━━ DATA FOR THIS EXERCISE
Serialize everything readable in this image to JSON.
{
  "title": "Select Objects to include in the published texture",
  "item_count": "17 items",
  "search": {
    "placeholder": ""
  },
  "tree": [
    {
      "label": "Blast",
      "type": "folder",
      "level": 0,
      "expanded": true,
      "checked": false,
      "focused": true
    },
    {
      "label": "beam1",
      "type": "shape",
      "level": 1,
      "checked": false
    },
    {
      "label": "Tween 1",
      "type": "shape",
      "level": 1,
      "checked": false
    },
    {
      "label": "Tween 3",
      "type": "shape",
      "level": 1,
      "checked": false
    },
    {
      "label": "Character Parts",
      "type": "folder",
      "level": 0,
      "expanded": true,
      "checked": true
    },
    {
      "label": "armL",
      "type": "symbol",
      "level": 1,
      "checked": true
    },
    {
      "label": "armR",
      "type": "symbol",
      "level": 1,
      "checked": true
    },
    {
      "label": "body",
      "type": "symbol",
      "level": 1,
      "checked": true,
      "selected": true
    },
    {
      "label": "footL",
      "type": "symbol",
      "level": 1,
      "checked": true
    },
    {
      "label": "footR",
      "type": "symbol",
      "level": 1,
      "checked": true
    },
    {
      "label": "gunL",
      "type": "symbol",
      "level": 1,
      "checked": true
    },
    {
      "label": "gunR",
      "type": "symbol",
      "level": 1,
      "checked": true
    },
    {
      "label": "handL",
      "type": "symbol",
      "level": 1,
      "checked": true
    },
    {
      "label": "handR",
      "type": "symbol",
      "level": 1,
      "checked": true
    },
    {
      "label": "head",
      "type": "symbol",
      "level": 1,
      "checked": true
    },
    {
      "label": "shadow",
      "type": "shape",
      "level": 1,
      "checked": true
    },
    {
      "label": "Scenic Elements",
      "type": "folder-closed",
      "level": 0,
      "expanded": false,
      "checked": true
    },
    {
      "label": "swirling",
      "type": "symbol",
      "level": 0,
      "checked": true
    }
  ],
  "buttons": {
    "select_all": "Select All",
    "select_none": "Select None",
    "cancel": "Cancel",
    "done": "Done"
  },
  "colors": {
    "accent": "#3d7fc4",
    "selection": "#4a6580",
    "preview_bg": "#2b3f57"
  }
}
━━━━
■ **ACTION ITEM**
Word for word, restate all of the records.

■ **ANSWER TO THIS PROBLEM**
Serialize everything readable in this image to JSON.
{
  "title": "Select Objects to include in the published texture",
  "item_count": "17 items",
  "search": {
    "placeholder": ""
  },
  "tree": [
    {
      "label": "Blast",
      "type": "folder",
      "level": 0,
      "expanded": true,
      "checked": false,
      "focused": true
    },
    {
      "label": "beam1",
      "type": "shape",
      "level": 1,
      "checked": false
    },
    {
      "label": "Tween 1",
      "type": "shape",
      "level": 1,
      "checked": false
    },
    {
      "label": "Tween 3",
      "type": "shape",
      "level": 1,
      "checked": false
    },
    {
      "label": "Character Parts",
      "type": "folder",
      "level": 0,
      "expanded": true,
      "checked": true
    },
    {
      "label": "armL",
      "type": "symbol",
      "level": 1,
      "checked": true
    },
    {
      "label": "armR",
      "type": "symbol",
      "level": 1,
      "checked": true
    },
    {
      "label": "body",
      "type": "symbol",
      "level": 1,
      "checked": true,
      "selected": true
    },
    {
      "label": "footL",
      "type": "symbol",
      "level": 1,
      "checked": true
    },
    {
      "label": "footR",
      "type": "symbol",
      "level": 1,
      "checked": true
    },
    {
      "label": "gunL",
      "type": "symbol",
      "level": 1,
      "checked": true
    },
    {
      "label": "gunR",
      "type": "symbol",
      "level": 1,
      "checked": true
    },
    {
      "label": "handL",
      "type": "symbol",
      "level": 1,
      "checked": true
    },
    {
      "label": "handR",
      "type": "symbol",
      "level": 1,
      "checked": true
    },
    {
      "label": "head",
      "type": "symbol",
      "level": 1,
      "checked": true
    },
    {
      "label": "shadow",
      "type": "shape",
      "level": 1,
      "checked": true
    },
    {
      "label": "Scenic Elements",
      "type": "folder-closed",
      "level": 0,
      "expanded": false,
      "checked": true
    },
    {
      "label": "swirling",
      "type": "symbol",
      "level": 0,
      "checked": true
    }
  ],
  "buttons": {
    "select_all": "Select All",
    "select_none": "Select None",
    "cancel": "Cancel",
    "done": "Done"
  },
  "colors": {
    "accent": "#3d7fc4",
    "selection": "#4a6580",
    "preview_bg": "#2b3f57"
  }
}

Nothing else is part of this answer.